Exercise prompt
Pull each line containing "your" from the data.

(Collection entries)

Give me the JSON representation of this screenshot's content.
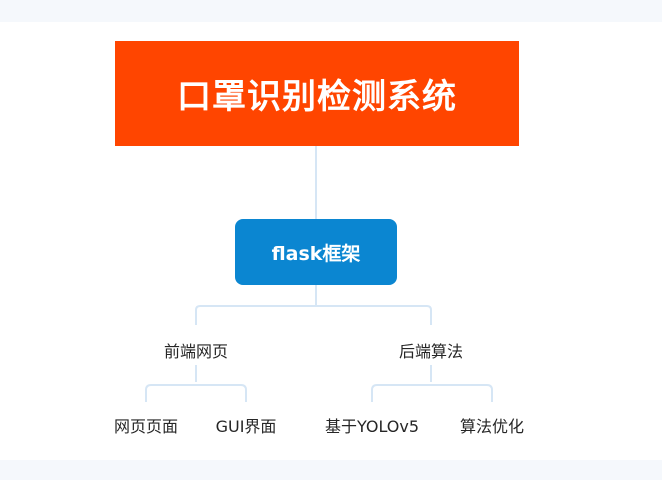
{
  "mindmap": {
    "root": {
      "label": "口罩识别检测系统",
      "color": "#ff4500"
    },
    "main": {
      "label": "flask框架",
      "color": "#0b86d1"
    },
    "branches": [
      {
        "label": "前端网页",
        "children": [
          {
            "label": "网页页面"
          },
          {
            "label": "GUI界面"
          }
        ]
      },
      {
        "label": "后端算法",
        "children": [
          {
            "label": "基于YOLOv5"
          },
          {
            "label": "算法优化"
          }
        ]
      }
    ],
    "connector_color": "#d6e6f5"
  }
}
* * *
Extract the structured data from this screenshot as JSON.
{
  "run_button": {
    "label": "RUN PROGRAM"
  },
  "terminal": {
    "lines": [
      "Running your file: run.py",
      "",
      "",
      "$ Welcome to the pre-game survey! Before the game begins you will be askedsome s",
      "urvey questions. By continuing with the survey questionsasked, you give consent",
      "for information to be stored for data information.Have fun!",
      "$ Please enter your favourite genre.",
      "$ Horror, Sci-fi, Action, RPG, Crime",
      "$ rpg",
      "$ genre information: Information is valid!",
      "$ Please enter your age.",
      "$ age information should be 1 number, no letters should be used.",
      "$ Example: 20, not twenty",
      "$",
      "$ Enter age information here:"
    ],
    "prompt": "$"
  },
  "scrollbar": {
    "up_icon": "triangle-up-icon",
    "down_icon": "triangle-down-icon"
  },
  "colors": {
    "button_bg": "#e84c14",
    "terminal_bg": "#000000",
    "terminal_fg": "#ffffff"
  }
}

Written response
      "Running your file: run.py",
      "$ Please enter your favourite genre.",
      "$ Please enter your age.",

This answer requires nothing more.